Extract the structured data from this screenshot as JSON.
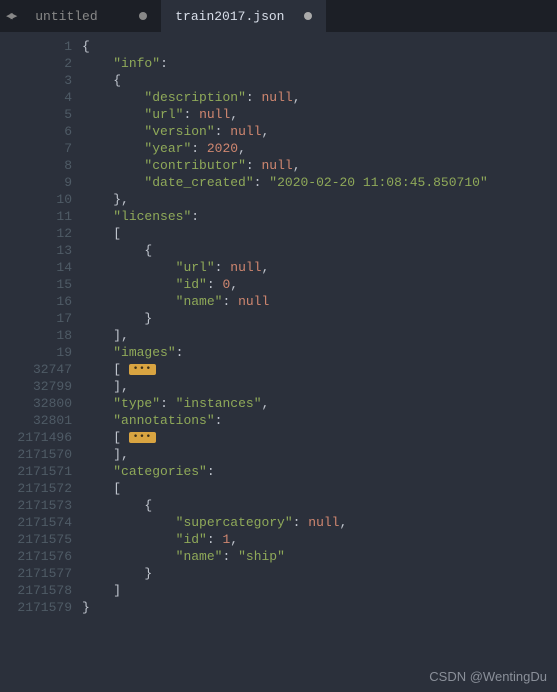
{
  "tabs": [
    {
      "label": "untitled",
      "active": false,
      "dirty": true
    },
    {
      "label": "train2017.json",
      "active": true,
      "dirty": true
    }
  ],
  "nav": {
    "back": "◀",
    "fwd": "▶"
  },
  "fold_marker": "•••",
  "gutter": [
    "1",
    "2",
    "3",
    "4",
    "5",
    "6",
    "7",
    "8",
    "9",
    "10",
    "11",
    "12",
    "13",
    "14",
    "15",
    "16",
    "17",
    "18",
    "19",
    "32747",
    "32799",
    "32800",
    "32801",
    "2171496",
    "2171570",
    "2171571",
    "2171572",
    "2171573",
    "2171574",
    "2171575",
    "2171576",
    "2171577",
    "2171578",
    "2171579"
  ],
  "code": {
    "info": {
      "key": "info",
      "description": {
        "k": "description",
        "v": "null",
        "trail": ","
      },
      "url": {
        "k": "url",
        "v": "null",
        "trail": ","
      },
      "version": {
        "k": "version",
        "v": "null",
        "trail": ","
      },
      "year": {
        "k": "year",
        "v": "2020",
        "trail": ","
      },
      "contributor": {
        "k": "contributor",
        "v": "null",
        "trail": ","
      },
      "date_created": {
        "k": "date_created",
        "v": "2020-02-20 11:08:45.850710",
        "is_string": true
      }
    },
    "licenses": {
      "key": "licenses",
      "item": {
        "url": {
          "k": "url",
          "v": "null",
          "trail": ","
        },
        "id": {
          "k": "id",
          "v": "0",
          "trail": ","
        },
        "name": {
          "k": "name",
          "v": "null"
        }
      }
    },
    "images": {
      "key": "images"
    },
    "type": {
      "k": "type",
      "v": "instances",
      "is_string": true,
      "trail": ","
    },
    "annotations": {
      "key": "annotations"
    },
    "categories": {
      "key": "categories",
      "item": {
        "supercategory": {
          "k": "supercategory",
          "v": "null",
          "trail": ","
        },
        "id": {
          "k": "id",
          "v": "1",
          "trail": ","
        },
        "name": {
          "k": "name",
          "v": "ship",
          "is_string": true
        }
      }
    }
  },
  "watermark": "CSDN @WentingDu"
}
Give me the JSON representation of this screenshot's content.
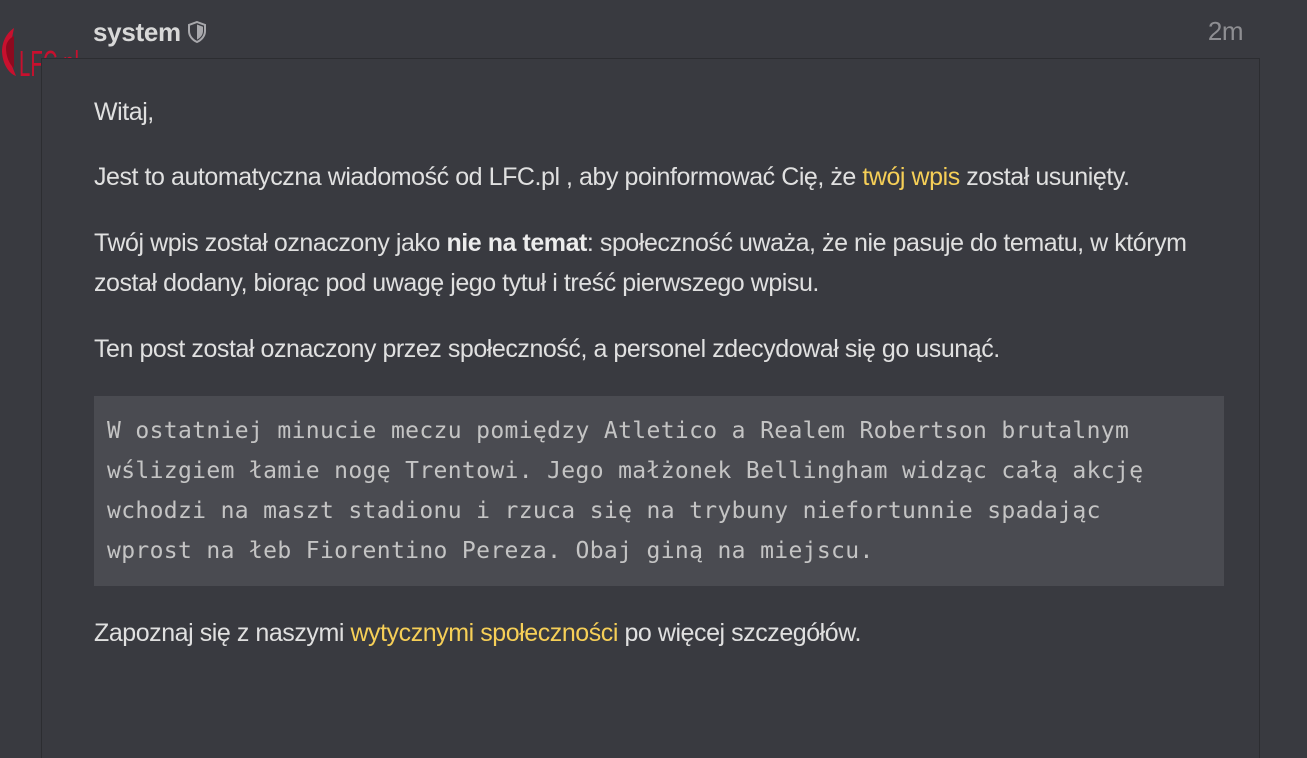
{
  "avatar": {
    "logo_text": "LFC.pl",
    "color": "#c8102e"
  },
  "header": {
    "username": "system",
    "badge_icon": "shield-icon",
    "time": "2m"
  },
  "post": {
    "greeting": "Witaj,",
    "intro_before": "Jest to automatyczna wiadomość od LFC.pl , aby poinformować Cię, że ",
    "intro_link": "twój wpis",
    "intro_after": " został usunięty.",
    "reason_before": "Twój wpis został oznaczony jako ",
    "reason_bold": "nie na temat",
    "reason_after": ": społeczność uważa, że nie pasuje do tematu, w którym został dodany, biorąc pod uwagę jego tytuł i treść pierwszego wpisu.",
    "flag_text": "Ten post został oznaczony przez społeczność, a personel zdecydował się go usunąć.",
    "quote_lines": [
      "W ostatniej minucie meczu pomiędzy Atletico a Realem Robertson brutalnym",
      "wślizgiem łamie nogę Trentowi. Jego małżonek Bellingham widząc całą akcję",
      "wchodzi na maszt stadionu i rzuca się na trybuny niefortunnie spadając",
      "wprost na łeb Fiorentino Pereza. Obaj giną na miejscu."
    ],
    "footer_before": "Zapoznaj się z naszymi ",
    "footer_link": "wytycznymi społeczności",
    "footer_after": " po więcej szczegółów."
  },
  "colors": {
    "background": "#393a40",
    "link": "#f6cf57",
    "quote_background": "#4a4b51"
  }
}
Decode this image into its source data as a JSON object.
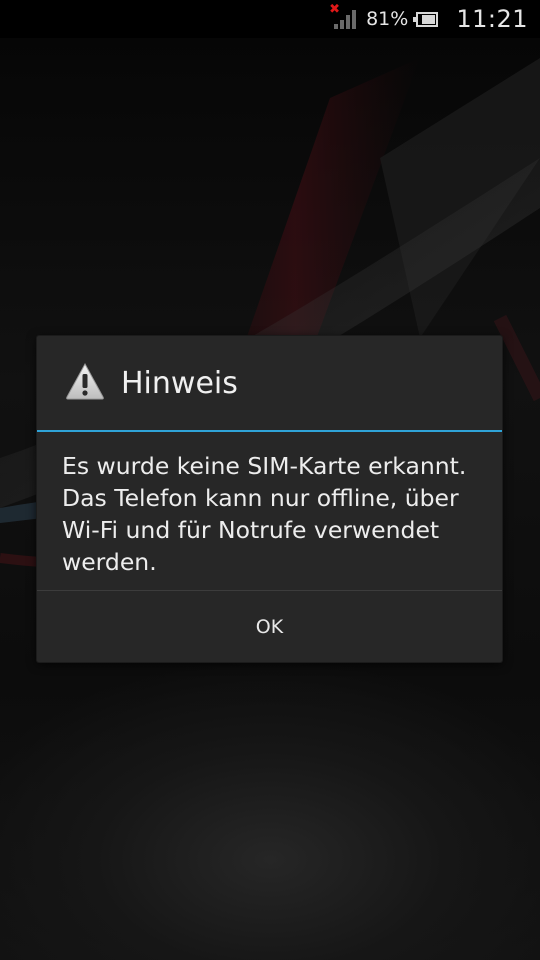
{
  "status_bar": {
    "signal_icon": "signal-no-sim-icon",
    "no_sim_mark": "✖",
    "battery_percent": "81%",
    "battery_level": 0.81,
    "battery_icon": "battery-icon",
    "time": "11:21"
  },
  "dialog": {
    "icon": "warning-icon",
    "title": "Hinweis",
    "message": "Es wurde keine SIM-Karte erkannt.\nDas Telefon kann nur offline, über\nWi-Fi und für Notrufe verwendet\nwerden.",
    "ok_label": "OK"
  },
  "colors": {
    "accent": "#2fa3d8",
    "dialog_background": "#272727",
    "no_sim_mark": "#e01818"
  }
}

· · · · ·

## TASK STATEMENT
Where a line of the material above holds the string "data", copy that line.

## RESPONSE
Extract the structured data from this screenshot as JSON.
Decode this image into its source data as a JSON object.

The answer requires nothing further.